Required work
Would you repeat, exactly as given, the line with "Extract the structured" and every line after it to the end of the entries?

Data for review
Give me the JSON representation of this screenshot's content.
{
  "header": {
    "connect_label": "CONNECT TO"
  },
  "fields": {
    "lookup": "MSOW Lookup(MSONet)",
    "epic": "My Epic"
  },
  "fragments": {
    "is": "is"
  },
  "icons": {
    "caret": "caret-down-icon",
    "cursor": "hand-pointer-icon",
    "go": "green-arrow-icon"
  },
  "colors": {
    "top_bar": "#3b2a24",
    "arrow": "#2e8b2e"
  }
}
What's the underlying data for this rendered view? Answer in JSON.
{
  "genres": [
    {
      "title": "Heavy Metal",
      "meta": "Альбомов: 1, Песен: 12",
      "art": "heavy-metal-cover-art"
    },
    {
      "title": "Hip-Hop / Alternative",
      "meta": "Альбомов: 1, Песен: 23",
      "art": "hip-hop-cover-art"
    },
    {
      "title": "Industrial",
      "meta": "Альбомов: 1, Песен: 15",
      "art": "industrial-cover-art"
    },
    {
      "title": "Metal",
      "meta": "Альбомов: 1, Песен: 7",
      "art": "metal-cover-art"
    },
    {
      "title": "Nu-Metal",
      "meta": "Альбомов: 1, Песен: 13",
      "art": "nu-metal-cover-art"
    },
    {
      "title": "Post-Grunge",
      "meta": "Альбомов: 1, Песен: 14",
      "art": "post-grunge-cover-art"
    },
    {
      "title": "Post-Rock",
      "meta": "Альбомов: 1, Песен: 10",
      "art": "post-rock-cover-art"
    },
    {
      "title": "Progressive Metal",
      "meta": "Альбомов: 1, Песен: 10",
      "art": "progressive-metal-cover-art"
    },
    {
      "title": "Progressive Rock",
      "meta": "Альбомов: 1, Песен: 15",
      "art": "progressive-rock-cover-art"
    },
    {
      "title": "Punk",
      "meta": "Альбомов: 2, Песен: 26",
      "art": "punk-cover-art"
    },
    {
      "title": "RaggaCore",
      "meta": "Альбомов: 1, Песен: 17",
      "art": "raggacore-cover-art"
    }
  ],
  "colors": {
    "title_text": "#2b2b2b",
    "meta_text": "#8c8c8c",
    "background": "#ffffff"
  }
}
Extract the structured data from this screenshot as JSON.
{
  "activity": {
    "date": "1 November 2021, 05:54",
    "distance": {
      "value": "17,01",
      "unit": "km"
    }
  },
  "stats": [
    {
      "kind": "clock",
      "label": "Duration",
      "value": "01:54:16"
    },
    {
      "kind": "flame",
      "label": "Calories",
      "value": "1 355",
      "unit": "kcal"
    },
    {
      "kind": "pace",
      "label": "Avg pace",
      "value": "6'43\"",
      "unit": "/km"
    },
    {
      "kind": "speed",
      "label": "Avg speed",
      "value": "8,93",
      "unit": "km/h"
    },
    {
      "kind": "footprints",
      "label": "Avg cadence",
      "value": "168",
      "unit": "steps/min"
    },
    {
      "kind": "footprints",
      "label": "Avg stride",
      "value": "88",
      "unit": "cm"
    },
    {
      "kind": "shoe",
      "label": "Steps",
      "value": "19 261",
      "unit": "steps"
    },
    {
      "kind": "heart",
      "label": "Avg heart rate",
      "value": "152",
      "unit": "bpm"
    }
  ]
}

Final answer
Extract the structured data from this screenshot as JSON.
{
  "activity": {
    "date": "1 November 2021, 05:54",
    "distance": {
      "value": "17,01",
      "unit": "km"
    }
  },
  "stats": [
    {
      "kind": "clock",
      "label": "Duration",
      "value": "01:54:16"
    },
    {
      "kind": "flame",
      "label": "Calories",
      "value": "1 355",
      "unit": "kcal"
    },
    {
      "kind": "pace",
      "label": "Avg pace",
      "value": "6'43\"",
      "unit": "/km"
    },
    {
      "kind": "speed",
      "label": "Avg speed",
      "value": "8,93",
      "unit": "km/h"
    },
    {
      "kind": "footprints",
      "label": "Avg cadence",
      "value": "168",
      "unit": "steps/min"
    },
    {
      "kind": "footprints",
      "label": "Avg stride",
      "value": "88",
      "unit": "cm"
    },
    {
      "kind": "shoe",
      "label": "Steps",
      "value": "19 261",
      "unit": "steps"
    },
    {
      "kind": "heart",
      "label": "Avg heart rate",
      "value": "152",
      "unit": "bpm"
    }
  ]
}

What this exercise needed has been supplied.